> **TASK PROMPT**
Copy each line below that includes "true".

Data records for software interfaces
++++

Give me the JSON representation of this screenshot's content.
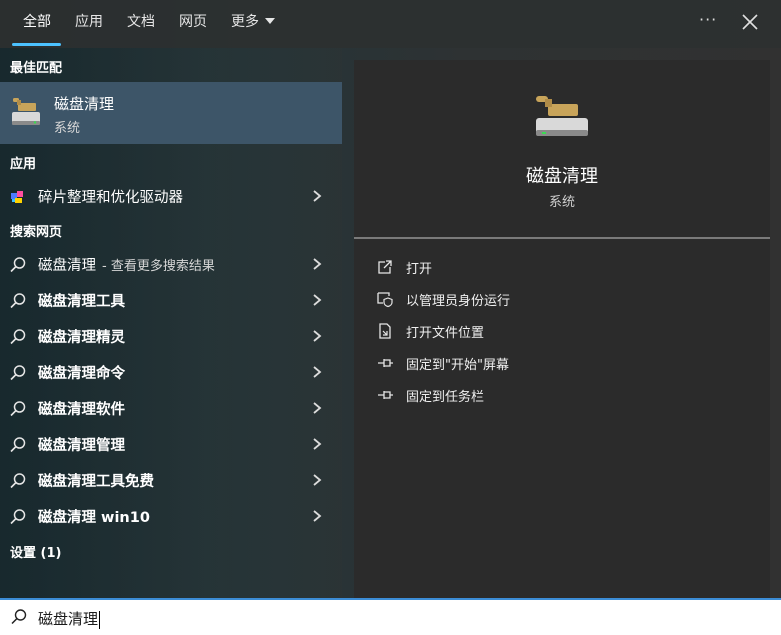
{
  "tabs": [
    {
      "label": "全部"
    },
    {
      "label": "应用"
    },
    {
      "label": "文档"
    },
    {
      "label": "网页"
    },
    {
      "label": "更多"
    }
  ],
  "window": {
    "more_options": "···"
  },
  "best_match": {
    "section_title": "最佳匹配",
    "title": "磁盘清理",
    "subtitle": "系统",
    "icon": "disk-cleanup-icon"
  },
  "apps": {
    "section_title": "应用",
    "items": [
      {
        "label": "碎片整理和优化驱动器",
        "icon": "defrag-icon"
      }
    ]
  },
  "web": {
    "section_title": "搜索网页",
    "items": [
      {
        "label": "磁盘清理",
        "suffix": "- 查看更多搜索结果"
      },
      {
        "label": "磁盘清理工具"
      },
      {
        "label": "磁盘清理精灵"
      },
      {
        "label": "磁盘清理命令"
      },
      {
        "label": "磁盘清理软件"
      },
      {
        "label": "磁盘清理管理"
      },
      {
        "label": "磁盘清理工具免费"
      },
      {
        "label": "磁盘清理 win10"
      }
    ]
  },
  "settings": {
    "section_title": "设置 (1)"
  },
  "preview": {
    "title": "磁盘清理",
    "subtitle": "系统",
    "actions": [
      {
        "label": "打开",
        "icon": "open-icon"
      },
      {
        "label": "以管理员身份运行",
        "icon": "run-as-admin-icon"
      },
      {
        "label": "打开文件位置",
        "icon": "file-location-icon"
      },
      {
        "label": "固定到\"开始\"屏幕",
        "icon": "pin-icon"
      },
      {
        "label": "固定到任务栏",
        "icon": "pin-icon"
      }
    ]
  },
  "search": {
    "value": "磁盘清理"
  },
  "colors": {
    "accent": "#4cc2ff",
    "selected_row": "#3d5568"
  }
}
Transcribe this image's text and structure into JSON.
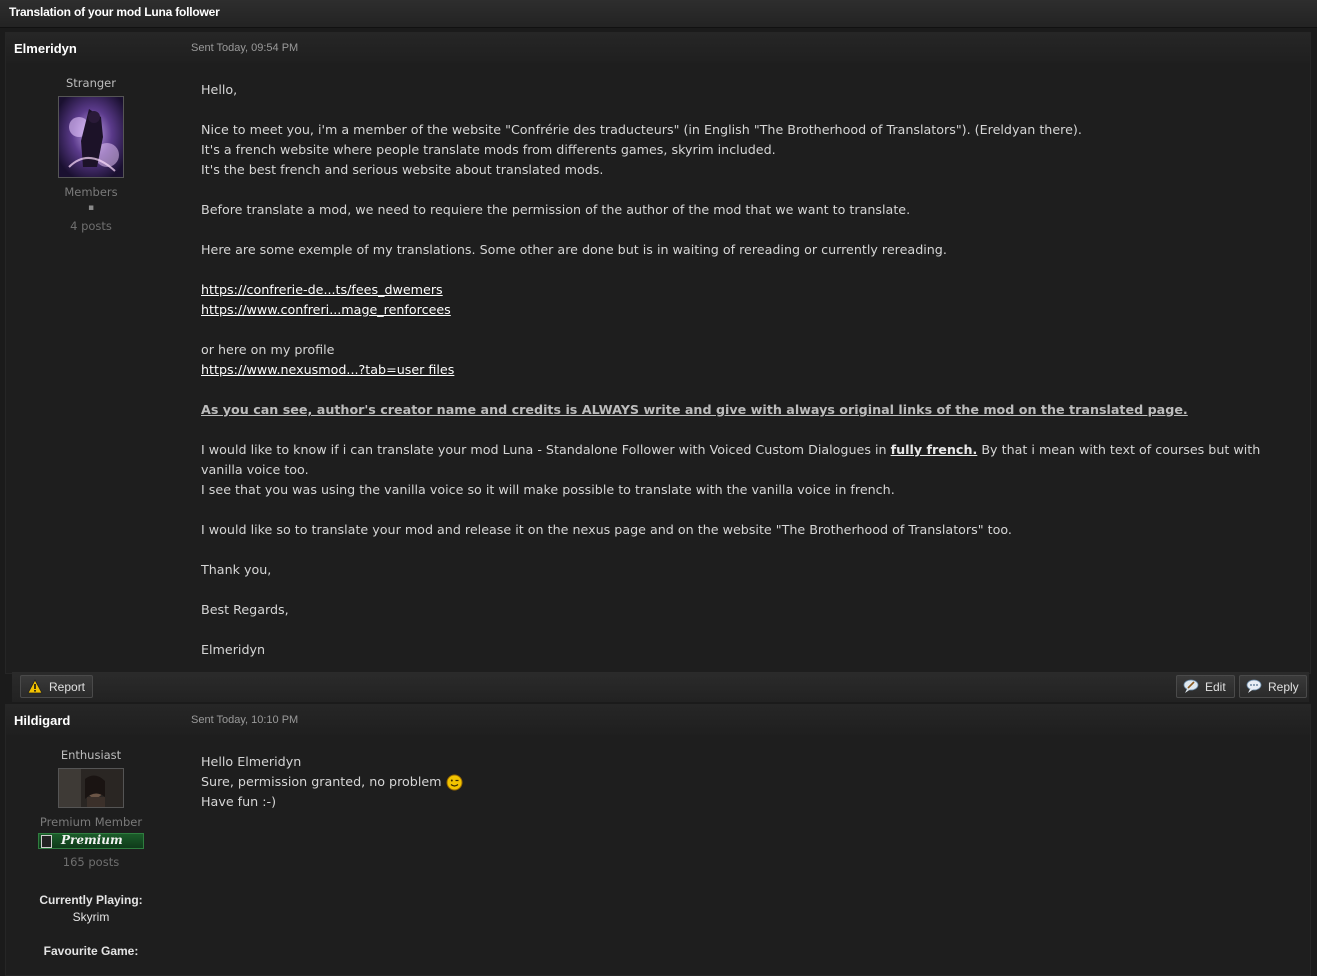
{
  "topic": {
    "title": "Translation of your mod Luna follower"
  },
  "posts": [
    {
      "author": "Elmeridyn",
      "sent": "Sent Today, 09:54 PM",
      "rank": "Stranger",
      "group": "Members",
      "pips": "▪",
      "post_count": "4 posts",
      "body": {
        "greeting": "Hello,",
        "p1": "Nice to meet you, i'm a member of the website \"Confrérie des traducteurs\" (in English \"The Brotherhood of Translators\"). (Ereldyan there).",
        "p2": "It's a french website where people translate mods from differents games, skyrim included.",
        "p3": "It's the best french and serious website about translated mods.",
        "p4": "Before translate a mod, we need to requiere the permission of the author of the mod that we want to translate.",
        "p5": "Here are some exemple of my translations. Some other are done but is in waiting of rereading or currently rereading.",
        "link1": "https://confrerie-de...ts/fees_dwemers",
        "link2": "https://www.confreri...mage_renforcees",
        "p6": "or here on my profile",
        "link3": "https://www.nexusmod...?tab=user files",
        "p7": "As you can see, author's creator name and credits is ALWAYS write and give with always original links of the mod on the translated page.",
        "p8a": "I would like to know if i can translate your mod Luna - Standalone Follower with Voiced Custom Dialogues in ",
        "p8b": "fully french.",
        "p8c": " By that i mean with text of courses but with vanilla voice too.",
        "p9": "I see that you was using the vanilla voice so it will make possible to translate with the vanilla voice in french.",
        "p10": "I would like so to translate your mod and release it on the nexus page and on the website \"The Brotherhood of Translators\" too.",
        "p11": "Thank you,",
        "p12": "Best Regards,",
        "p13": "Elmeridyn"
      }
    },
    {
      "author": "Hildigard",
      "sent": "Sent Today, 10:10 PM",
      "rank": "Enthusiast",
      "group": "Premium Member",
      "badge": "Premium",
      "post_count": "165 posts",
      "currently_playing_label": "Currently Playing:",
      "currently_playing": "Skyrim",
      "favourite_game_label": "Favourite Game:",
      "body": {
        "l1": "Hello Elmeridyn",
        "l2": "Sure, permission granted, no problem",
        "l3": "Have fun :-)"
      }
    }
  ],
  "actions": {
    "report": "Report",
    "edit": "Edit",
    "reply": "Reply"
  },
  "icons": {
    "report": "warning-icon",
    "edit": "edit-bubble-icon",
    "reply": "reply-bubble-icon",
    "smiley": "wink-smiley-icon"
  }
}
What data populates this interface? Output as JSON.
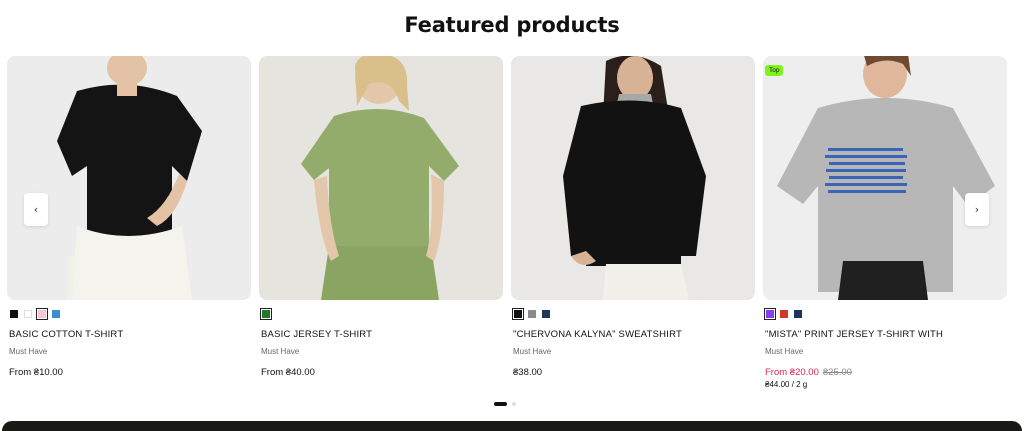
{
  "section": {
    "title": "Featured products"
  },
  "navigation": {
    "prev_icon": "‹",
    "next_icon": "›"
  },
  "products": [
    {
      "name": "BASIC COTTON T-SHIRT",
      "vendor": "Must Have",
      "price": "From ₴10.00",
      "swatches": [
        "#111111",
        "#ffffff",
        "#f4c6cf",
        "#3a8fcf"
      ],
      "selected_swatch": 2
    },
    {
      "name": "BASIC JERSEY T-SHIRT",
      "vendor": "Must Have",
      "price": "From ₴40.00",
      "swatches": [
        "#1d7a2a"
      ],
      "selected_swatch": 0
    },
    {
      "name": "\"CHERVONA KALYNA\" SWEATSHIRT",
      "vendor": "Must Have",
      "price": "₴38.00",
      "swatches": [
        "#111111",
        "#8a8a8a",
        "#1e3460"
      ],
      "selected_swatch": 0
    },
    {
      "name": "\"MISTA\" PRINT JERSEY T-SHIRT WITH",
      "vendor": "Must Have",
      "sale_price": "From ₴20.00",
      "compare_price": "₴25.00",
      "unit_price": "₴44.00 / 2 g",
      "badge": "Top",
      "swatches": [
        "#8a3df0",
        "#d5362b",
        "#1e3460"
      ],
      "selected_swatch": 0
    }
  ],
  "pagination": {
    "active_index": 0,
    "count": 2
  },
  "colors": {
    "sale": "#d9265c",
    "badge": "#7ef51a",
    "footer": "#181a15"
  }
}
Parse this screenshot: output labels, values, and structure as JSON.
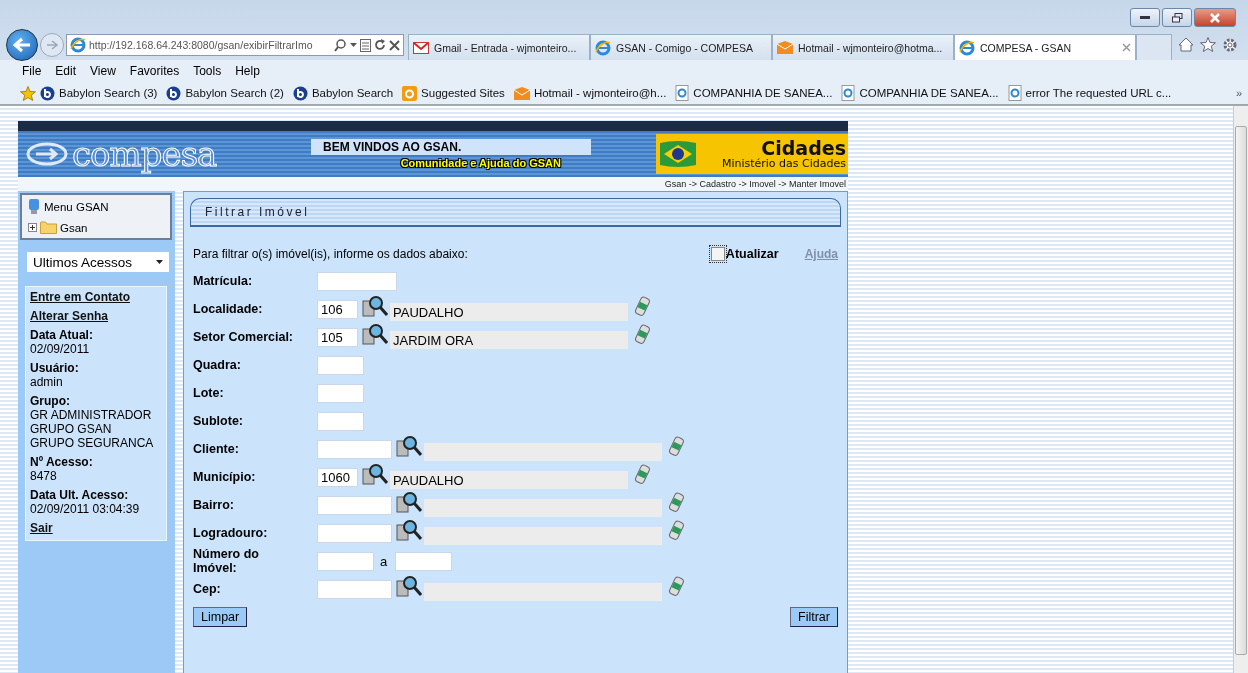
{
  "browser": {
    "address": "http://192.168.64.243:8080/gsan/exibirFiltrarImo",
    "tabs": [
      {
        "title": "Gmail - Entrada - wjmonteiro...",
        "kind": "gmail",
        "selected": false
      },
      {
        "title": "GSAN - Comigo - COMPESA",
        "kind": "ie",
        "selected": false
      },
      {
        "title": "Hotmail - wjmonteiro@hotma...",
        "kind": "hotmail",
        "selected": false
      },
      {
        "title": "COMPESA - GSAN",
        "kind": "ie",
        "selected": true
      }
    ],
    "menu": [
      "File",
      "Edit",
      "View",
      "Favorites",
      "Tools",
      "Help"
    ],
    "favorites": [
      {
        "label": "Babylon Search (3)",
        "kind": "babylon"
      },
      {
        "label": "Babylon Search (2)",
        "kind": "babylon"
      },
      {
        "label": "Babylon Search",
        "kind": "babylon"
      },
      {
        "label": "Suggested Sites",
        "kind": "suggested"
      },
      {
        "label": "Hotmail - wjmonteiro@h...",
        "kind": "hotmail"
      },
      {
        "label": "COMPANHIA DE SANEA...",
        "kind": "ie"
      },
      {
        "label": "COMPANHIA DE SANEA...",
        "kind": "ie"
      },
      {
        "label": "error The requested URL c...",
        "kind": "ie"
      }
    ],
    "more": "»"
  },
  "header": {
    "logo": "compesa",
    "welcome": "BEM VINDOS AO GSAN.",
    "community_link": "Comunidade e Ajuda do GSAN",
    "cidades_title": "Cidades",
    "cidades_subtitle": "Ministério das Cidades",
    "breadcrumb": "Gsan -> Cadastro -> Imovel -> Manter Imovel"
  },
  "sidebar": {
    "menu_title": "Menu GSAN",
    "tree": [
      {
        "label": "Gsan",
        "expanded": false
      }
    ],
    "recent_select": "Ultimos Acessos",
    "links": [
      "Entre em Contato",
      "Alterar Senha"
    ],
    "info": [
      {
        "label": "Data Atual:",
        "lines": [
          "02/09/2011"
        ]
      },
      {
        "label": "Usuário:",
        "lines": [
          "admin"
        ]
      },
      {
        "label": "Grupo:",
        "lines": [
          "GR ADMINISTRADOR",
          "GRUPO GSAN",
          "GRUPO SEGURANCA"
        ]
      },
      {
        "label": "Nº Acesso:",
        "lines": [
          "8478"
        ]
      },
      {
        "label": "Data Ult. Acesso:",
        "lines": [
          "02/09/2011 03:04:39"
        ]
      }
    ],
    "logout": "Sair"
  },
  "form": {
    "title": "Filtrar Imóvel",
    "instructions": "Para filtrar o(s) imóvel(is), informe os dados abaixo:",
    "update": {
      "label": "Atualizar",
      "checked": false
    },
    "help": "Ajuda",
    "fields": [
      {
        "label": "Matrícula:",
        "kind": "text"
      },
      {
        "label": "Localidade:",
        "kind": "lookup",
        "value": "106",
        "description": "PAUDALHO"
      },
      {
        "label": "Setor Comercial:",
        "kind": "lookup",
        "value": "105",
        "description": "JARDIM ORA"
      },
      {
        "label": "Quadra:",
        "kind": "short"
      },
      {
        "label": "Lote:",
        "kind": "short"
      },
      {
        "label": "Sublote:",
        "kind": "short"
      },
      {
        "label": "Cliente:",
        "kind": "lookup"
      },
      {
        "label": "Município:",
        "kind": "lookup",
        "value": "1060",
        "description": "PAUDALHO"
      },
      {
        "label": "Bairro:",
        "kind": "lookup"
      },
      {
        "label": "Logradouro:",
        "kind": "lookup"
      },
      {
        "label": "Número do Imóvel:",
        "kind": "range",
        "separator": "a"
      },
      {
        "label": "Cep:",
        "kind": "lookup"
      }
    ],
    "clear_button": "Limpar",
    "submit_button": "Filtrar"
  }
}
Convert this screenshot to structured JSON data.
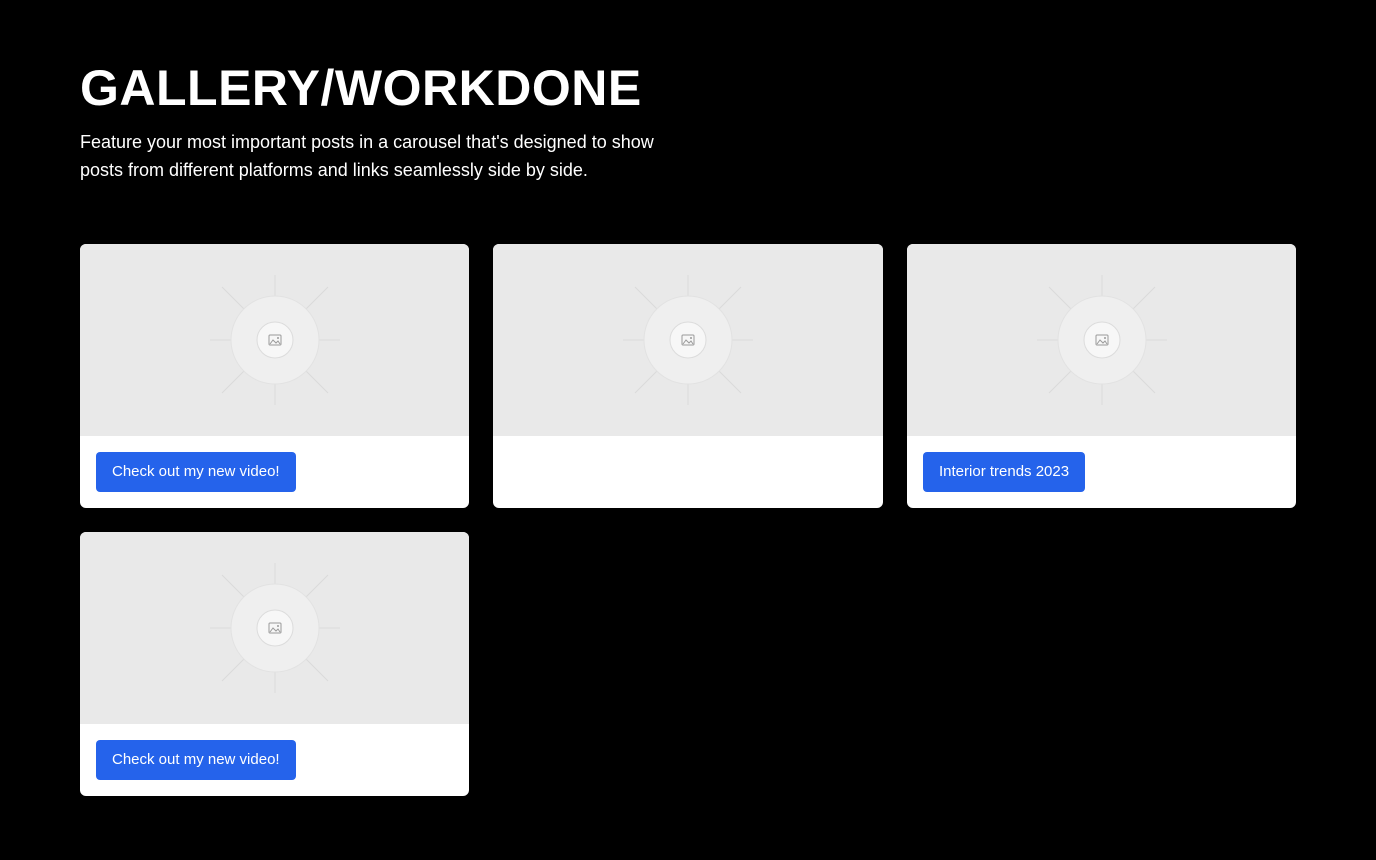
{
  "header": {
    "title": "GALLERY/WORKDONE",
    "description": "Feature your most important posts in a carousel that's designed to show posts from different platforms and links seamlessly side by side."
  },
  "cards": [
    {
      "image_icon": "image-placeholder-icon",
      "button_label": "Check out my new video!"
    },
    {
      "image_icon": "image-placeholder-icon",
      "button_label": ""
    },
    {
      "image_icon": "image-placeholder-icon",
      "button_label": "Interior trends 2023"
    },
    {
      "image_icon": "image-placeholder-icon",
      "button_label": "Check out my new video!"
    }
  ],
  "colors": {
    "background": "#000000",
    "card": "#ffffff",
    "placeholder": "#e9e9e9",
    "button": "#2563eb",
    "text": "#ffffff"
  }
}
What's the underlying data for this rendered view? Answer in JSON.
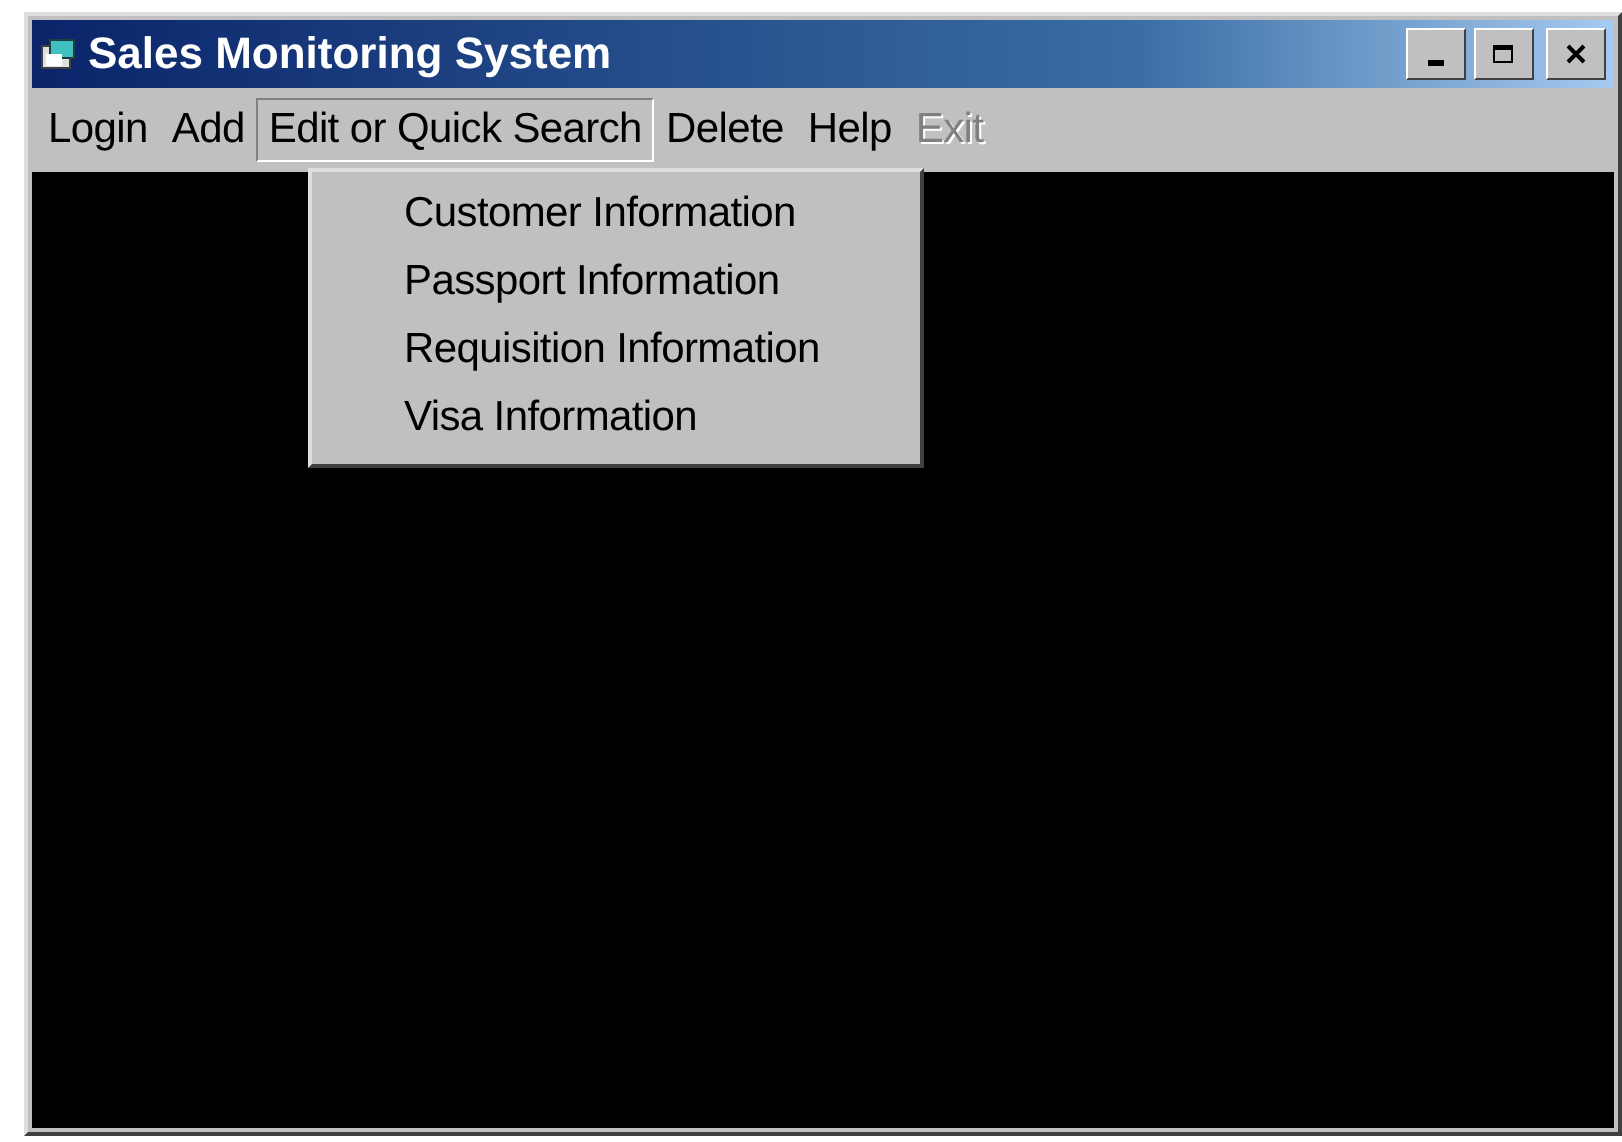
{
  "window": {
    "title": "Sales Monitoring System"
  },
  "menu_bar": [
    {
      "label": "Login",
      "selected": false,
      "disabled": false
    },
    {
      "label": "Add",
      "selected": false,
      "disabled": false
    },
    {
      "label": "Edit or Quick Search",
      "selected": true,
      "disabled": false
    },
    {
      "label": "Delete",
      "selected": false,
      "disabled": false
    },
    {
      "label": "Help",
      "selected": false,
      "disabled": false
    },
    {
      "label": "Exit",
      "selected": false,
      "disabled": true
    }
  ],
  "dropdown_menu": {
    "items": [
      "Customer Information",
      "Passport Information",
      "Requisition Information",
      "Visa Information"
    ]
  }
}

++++

> **RESPONSE AREA**
        "selected": true
      "selected": true,
      "disabled": true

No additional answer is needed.